Dataset rows describing interfaces:
%%
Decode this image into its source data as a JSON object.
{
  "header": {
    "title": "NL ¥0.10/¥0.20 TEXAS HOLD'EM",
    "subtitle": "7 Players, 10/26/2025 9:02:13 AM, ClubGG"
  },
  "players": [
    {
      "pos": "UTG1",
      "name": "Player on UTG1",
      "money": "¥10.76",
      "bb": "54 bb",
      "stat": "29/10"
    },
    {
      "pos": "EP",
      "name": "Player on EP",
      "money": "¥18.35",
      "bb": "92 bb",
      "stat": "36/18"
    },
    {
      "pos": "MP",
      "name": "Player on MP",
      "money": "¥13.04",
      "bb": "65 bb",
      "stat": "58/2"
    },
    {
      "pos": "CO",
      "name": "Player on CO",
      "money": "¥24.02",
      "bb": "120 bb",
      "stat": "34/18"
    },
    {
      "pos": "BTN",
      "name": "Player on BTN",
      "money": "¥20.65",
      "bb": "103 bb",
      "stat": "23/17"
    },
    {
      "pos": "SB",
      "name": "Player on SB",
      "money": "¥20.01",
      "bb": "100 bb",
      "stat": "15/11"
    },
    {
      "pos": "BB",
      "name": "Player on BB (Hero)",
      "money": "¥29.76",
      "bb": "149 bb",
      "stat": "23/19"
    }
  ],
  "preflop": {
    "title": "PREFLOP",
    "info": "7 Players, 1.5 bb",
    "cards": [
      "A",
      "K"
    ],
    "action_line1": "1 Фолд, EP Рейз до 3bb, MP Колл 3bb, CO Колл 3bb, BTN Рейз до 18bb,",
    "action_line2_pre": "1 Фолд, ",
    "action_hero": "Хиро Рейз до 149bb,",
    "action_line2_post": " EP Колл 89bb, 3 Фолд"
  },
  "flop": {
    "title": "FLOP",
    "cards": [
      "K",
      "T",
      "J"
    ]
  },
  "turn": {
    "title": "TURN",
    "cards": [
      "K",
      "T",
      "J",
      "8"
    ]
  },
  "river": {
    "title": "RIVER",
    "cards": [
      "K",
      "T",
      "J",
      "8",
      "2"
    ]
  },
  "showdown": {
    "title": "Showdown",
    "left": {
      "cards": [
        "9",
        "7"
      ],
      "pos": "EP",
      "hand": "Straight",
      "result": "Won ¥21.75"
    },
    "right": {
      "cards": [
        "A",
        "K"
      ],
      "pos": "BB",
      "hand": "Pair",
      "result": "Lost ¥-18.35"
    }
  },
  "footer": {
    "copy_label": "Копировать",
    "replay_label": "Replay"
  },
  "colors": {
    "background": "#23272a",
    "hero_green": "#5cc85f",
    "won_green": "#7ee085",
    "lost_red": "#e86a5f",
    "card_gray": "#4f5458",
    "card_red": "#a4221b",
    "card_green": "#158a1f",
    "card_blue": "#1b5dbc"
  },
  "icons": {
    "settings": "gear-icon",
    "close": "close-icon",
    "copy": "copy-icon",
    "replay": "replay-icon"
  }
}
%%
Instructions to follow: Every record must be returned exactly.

Solution to this exercise:
Decode this image into its source data as a JSON object.
{
  "header": {
    "title": "NL ¥0.10/¥0.20 TEXAS HOLD'EM",
    "subtitle": "7 Players, 10/26/2025 9:02:13 AM, ClubGG"
  },
  "players": [
    {
      "pos": "UTG1",
      "name": "Player on UTG1",
      "money": "¥10.76",
      "bb": "54 bb",
      "stat": "29/10"
    },
    {
      "pos": "EP",
      "name": "Player on EP",
      "money": "¥18.35",
      "bb": "92 bb",
      "stat": "36/18"
    },
    {
      "pos": "MP",
      "name": "Player on MP",
      "money": "¥13.04",
      "bb": "65 bb",
      "stat": "58/2"
    },
    {
      "pos": "CO",
      "name": "Player on CO",
      "money": "¥24.02",
      "bb": "120 bb",
      "stat": "34/18"
    },
    {
      "pos": "BTN",
      "name": "Player on BTN",
      "money": "¥20.65",
      "bb": "103 bb",
      "stat": "23/17"
    },
    {
      "pos": "SB",
      "name": "Player on SB",
      "money": "¥20.01",
      "bb": "100 bb",
      "stat": "15/11"
    },
    {
      "pos": "BB",
      "name": "Player on BB (Hero)",
      "money": "¥29.76",
      "bb": "149 bb",
      "stat": "23/19"
    }
  ],
  "preflop": {
    "title": "PREFLOP",
    "info": "7 Players, 1.5 bb",
    "cards": [
      "A",
      "K"
    ],
    "action_line1": "1 Фолд, EP Рейз до 3bb, MP Колл 3bb, CO Колл 3bb, BTN Рейз до 18bb,",
    "action_line2_pre": "1 Фолд, ",
    "action_hero": "Хиро Рейз до 149bb,",
    "action_line2_post": " EP Колл 89bb, 3 Фолд"
  },
  "flop": {
    "title": "FLOP",
    "cards": [
      "K",
      "T",
      "J"
    ]
  },
  "turn": {
    "title": "TURN",
    "cards": [
      "K",
      "T",
      "J",
      "8"
    ]
  },
  "river": {
    "title": "RIVER",
    "cards": [
      "K",
      "T",
      "J",
      "8",
      "2"
    ]
  },
  "showdown": {
    "title": "Showdown",
    "left": {
      "cards": [
        "9",
        "7"
      ],
      "pos": "EP",
      "hand": "Straight",
      "result": "Won ¥21.75"
    },
    "right": {
      "cards": [
        "A",
        "K"
      ],
      "pos": "BB",
      "hand": "Pair",
      "result": "Lost ¥-18.35"
    }
  },
  "footer": {
    "copy_label": "Копировать",
    "replay_label": "Replay"
  },
  "colors": {
    "background": "#23272a",
    "hero_green": "#5cc85f",
    "won_green": "#7ee085",
    "lost_red": "#e86a5f",
    "card_gray": "#4f5458",
    "card_red": "#a4221b",
    "card_green": "#158a1f",
    "card_blue": "#1b5dbc"
  },
  "icons": {
    "settings": "gear-icon",
    "close": "close-icon",
    "copy": "copy-icon",
    "replay": "replay-icon"
  }
}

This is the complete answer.